No, it's just California's pleasant weather. The California poppy, the state flower, usually blooms from February to September, but sometimes in a warm, sheltered area, you'll find it blooming in the dead of winter--and honey bees foraging among the blossoms.
Such is the case over on Garrod Drive by the UC Davis Arboretum Teaching Nursery. The asphalt from the parking lot generates quite a big of heat--and coupled with the sun, that's plenty of warmth for golden poppies to flourish.
It's a sight to bee-hold when Apis mellifera and Eschscholzia californica meet in December.
As 2012 approaches, it's "out with the old and in with the new!"
The huge feral honey bee colony that we photographed Jan. 9, 2011 in a Modesto ash tree at a Vacaville (Solano County), backyard, is still going strong. Thirty feet off the ground, the structure is solidly intertwined in the limbs of the old tree and is truly a sight to bee-hold.
Bee scientists at the Harry H. Laidlaw Jr. Honey Bee Research Facility, UC Davis, estimate it's been there since the spring of 2010. Leaves shroud it much of the year, but when the leaves drop, it's very much exposed.
Despite heavy rains, severe winds, robber bees, and foraging birds and other animals, this feral bee colony stays put.
On Sunday, Jan. 1, it will enter its third year of existence, which is quite remarkable in itself. Several UC Davis bee experts figured it wouldn't make it through the 2010-2011 winter. "If it lasts, I want that queen!" bee breeder-geneticist Susan Cobey quipped.
Well, it's lasted. And we're now in the second winter.
The homeowner just told us that "Yes, the feral bee colony is still there! Now that most of the leaves have blown off the tree, so it's much easier to see. The bees still come down to the deck to walk, not fly around. I'm surprised that it's remained viable for so long. The bees still buzz busily around the structure! What an amazing natural phenomenon!"
The photo (below) of the feral honey bee colony that first appeared in Bug Squad has attracted a lot of attention. A TV producer asked to borrow it for a recent episode of My Extreme Animal Phobia (Animal Planet), about a guy deathly afraid of honey bees. If you saw the entire episode--some of it filmed at the Laidlaw facility and some of it filmed in the quarters where a Sacramento clinical psychologist was treating him--you saw the photo on a bedroom wall.
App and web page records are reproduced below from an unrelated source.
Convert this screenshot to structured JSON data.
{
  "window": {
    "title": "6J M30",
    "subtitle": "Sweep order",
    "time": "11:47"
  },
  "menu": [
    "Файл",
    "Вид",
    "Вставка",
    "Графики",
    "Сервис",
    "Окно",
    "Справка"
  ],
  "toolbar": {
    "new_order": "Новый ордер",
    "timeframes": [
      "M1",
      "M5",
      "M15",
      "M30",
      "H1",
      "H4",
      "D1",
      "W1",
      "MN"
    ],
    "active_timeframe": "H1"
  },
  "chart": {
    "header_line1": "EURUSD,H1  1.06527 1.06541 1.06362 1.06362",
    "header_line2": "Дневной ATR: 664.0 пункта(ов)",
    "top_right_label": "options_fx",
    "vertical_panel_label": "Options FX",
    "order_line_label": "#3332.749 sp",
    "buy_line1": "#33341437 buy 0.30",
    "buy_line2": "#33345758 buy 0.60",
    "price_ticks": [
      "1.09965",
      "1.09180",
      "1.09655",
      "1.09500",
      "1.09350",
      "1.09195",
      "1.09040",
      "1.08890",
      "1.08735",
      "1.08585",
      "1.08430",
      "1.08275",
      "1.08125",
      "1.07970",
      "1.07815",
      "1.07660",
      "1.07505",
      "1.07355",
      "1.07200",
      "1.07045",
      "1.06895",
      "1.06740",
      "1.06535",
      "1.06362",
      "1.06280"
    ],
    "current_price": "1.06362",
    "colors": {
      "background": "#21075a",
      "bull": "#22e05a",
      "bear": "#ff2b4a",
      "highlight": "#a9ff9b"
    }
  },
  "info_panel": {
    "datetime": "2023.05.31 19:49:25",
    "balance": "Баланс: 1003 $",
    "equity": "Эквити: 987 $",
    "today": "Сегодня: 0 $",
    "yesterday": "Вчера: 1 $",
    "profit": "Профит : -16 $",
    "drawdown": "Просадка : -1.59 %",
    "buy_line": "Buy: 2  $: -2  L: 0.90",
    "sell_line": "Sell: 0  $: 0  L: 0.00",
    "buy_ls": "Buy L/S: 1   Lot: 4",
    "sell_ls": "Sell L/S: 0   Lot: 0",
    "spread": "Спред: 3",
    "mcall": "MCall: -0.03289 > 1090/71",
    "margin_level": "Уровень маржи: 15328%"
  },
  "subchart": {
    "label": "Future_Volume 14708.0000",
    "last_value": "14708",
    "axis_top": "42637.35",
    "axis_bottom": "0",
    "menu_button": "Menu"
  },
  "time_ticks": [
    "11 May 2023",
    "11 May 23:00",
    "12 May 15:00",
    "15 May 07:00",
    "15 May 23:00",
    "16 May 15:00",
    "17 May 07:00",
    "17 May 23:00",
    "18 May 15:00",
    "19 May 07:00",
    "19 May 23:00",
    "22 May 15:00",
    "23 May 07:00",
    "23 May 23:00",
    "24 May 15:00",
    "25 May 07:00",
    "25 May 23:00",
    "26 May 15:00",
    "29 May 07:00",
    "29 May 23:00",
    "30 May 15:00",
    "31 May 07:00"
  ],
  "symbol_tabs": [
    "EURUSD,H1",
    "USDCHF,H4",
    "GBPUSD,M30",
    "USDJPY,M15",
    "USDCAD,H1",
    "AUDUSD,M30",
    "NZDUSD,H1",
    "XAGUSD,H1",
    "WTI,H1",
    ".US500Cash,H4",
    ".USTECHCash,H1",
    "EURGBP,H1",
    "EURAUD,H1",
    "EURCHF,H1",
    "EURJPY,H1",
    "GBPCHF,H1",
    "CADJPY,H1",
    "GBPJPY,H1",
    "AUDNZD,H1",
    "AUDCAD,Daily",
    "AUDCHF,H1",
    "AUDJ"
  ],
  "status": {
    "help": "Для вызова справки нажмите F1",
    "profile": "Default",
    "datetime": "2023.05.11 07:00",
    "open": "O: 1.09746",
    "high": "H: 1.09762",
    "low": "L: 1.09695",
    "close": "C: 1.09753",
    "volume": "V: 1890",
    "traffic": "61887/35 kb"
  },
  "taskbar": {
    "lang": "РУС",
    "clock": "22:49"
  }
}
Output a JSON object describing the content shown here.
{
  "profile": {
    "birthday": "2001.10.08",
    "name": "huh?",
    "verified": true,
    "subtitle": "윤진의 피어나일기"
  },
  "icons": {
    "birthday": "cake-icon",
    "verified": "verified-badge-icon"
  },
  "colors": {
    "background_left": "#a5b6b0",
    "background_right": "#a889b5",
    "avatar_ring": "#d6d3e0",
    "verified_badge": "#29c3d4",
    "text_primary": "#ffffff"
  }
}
We don't know how this magnificent structure could instill fear. For us, it instills only wonder, amazement and admiration.
It's like a spray of sunshine in the depths of winter.
The Bulbine frutescens, native to the desert grasslands of South Africa, is blooming well in the Häagen-Dazs Honey Bee Haven at the Harry H. Laidlaw Jr. Honey Bee Research Facility, located on Bee Biology Road at the University of California, Davis.
On any given day, even with the temperatures hovering around 50 degrees, the nearby honey bees find their way to the yellow compound flowers perched on the two-foot stalks.
The half-acre bee friendly garden, which opened to the public on Sept. 11, 2011, is gated (to keep out the rabbits), but it's open from dawn to dusk, all year around. Admission? Free!
The designers wanted something blooming year around in the garden, and that's exactly what's happening.